Tiro’s frustration overflowed, his body grew rigid, and his lips formed a thin line. “I know all I need to know of women.”
“Is that so? Then perhaps you can enlighten your brother and me on what it is you know.”
Tiro’s eyes flashed with obvious resentment. “I know Vickie is a real woman, which is better than being mated to a damn fish!”
“She is not a fish, son!” Cyrus roared. “Callista is a Mermaid and you are a Merman. It is not a mating of human to fish—it is a mating of destiny.”
“To hell with destiny! You and I both know after tonight I have to give up my life as I know it and do my duty for the family. I know I’m required to mate with Callista—to break the curse so we can all return to Caspia.” Tiro’s voice trailed off, his final words barely audible. “And that, Father, is all I need to know.”
Tired of his son’s refusal to accept the inevitable, Cyrus pointed his finger at Tiro and yelled, “I can do nothing about Vickie. I never lied to you, Tiro. You have known from a very young age you are a Merman. Taking a human wife has always been out of the question. You always knew one day you would be mated to Callista and return with us to Caspia.”
Tiro paced the floor in front of Cyrus, his steps brisk and impatient. “And every time we discuss this, you, sir, choose to forget I have lived as a human for sixteen years! I have no memories of the Mer world or what it is like to be a Merman,” Tiro hissed. He flexed his hands and took a deep breath. “I was a child when Metri tore our world apart and cast us on the shore. My sisters, Mermaids though they are, have never known life under the waves. Mark was a babe, barely three, and while he may accept his fate, I cannot, will not, believe he has no regrets about leaving our life here.” Running his fingers through his hair, Tiro sighed. “I don’t want to argue with you, Father. I’ll tell Vickie goodbye tonight. Tomorrow Mark and I will head back to the wreck. By this time next week, we’ll have a prison ready to house the Mermaid. I’ll do my duty to our family.”
Hearing the resignation in Tiro’s voice, Cyrus felt a stab of remorse for his son’s quandary. Unable to offer any comfort or another solution, they had to continue forward to restore Caspia, even if it meant his son’s temporary unhappiness.

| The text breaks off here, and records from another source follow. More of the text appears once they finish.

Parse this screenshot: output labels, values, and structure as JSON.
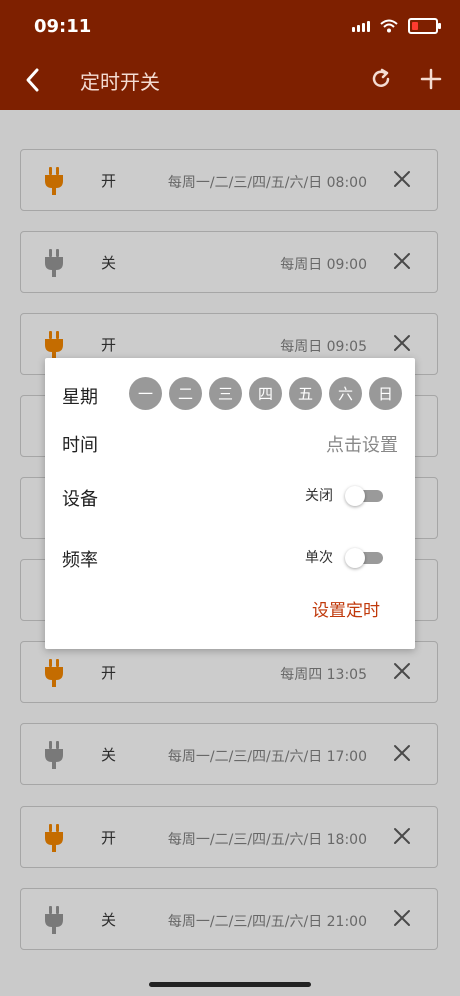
{
  "status": {
    "time": "09:11"
  },
  "nav": {
    "title": "定时开关"
  },
  "colors": {
    "accent": "#7e2000",
    "plug_on": "#e07b00",
    "plug_off": "#8a8a8a",
    "submit": "#c0390b"
  },
  "rows": [
    {
      "state": "开",
      "schedule": "每周一/二/三/四/五/六/日 08:00",
      "on": true
    },
    {
      "state": "关",
      "schedule": "每周日 09:00",
      "on": false
    },
    {
      "state": "开",
      "schedule": "每周日 09:05",
      "on": true
    },
    {
      "state": "",
      "schedule": "",
      "on": true
    },
    {
      "state": "",
      "schedule": "",
      "on": false
    },
    {
      "state": "",
      "schedule": "",
      "on": true
    },
    {
      "state": "开",
      "schedule": "每周四 13:05",
      "on": true
    },
    {
      "state": "关",
      "schedule": "每周一/二/三/四/五/六/日 17:00",
      "on": false
    },
    {
      "state": "开",
      "schedule": "每周一/二/三/四/五/六/日 18:00",
      "on": true
    },
    {
      "state": "关",
      "schedule": "每周一/二/三/四/五/六/日 21:00",
      "on": false
    }
  ],
  "dialog": {
    "week_label": "星期",
    "days": [
      "一",
      "二",
      "三",
      "四",
      "五",
      "六",
      "日"
    ],
    "time_label": "时间",
    "time_value": "点击设置",
    "device_label": "设备",
    "device_value": "关闭",
    "frequency_label": "频率",
    "frequency_value": "单次",
    "submit_label": "设置定时"
  }
}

Cyrus walked around the table toward Tiro, placing his hand on his son’s shoulder, calmly accepting his reluctant acquiescence. “I know you will, son.”